Amenitizing office buildings is an ever-changing dialog with end users, brokers, and investors. Back in the 1980s, nearly every office building we designed incorporated a bank as a lead tenant. In that era, bank transactions were done in person via a line of tellers who handled payroll check deposits and other transactions such as cash withdrawals. Lobby exposure was a must, and the quality of the banking hall finishes added to the image of the building. The bank attracted commercial customers from the community, which added activity and energy to the lobby of the office building.
Customer convenience considerations led to the advent motor banking which resulted in multiple-lane facilities that were physically attached to the back of the teller line serving the banking hall. Before the ATM device–invented by a group of Dallas bankers–customers waited in line or in their cars while tellers serviced two or more customers from a remote terminal connected by pneumatic tube (millennials, ask your parents about those times).
At one point, we were designing motor banks inside parking garages. The largest we completed was located in Fort Worth, at 18 lanes, with a four car stack per lane. The bank boasted the capacity to queue 72 customers. It appeared as though we had reached the peak of on-site customer convenience.
Fast forward to 2018, when we are now only beginning to scratch the surface on the various types of amenities and trends making their way into the commercial office market.
For the modern worker, company benefits go far beyond insurance, and delve deeper into the realm of what style of office environment is being offered. Fitness, dining, and entertainment are becoming standard amenities, and the workforce has begun to expect certain benefits as a minimum. The need for additional common space within a building has therefore increased to around six to ten percent, a dramatic change from the previous three to three and a half percent. In some highly-amenitized buildings, add-on factors are as high as 20 percent for multi-tenant floors.
As a result, we are no longer designing stand-alone, multi-tenant commercial office buildings. We are designing highly-amenitized communities that provide a variety of services, all within comfortable walking distance.
It follows that property managers now have to realize a new role as “community managers” in order for these amenity driven facilities to be successful.
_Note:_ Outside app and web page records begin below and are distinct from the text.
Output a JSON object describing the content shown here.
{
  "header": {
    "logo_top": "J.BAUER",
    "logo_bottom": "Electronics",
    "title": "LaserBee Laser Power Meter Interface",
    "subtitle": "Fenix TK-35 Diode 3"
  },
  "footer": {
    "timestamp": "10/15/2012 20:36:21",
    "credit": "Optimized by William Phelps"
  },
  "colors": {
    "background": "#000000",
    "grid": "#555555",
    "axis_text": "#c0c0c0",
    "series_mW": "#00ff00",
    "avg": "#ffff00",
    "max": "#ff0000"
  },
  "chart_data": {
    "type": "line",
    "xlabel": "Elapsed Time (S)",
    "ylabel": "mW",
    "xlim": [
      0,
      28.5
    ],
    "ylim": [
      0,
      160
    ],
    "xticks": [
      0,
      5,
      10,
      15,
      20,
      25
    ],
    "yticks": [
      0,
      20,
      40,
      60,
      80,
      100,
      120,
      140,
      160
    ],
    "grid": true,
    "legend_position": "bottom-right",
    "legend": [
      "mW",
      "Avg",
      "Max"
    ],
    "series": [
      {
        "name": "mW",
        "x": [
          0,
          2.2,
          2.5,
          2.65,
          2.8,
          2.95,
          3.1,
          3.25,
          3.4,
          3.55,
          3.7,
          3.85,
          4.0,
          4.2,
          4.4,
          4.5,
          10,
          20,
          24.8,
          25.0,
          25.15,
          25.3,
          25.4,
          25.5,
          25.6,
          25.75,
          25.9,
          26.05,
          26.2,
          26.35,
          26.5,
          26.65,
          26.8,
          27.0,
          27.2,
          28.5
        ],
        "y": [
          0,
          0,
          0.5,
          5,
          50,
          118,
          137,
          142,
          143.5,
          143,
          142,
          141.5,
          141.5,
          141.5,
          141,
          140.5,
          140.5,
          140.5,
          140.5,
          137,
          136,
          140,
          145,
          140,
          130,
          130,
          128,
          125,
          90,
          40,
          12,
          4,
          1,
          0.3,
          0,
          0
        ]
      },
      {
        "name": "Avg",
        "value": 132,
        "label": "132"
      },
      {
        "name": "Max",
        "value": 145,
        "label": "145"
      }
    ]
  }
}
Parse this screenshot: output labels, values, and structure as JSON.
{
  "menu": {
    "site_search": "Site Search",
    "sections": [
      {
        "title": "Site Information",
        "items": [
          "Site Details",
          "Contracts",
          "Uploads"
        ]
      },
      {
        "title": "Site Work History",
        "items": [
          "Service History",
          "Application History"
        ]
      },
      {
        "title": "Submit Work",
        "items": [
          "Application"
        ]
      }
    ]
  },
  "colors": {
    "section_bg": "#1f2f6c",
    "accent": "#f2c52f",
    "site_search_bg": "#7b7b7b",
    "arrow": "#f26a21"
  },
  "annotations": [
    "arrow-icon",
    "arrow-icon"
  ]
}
These unique components must be activated by choreographing events, utilizing outdoor space, and choosing retail vendors that create sense of community and connectivity throughout.
So what’s worth the cost?
Tenants are looking to maximize the efficiency of their footprint for their own lease obligations, so instead we have begun to incorporate ample square footage of shared conferencing and training rooms into the base building. These spaces serve multiple tenants throughout the building, rather than each tenant building its own, often underutilized areas. Similar to community-type concierge services within hotels, this level of engagement provides users with a hospitality-inspired experience. At the same time, community managers are still able to charge tenants for this bonus space. Offering perks such as a remote connectivity, high speed Wi-Fi, and access to current media has also transitioned the standard lobby experience into a multi-use common space that still offers users areas of privacy. With normal business meetings becoming increasingly casual, tenants are now able to utilize various spaces throughout the building as a meeting point.
As each building tries to achieve some sort of unique identifier, fringe benefits such as on-site dry-cleaning, golf simulators, fitness facilities, ATMs, and year-round outdoor amenities help property developers to achieve a destination setting separate and apart from the commercial office building. In addition, developers have devoted more focus to providing dining experiences that create options for visitors and tenants alike. Providing relevant and reputable vendors that offer a range of dining settings and price points helps attract more bodies and increases usability.
The footprint of new and refreshed commercial office space has evolved, with each one carving out its own set of personal and unique amenities. We’ve come a long way from the 1980s and have given the term “office space” a new definition.
Has the concept now reached a mature state, or will it continue to grow indefinitely?
At this moment, we measure workplace desirability by amenity richness, notwithstanding the prerequisite for sustainability, technology connectivity, walkability, mass transit accessibility, bike friendliness, and neighborhood security. But as developers continue to offer amenities that add value to projects, trends will continuously change. As architects, contractors, and community managers, we will ultimately have to adapt and grow with those changes.
Don Powell is principal-in-charge at BOKA Powell Architects.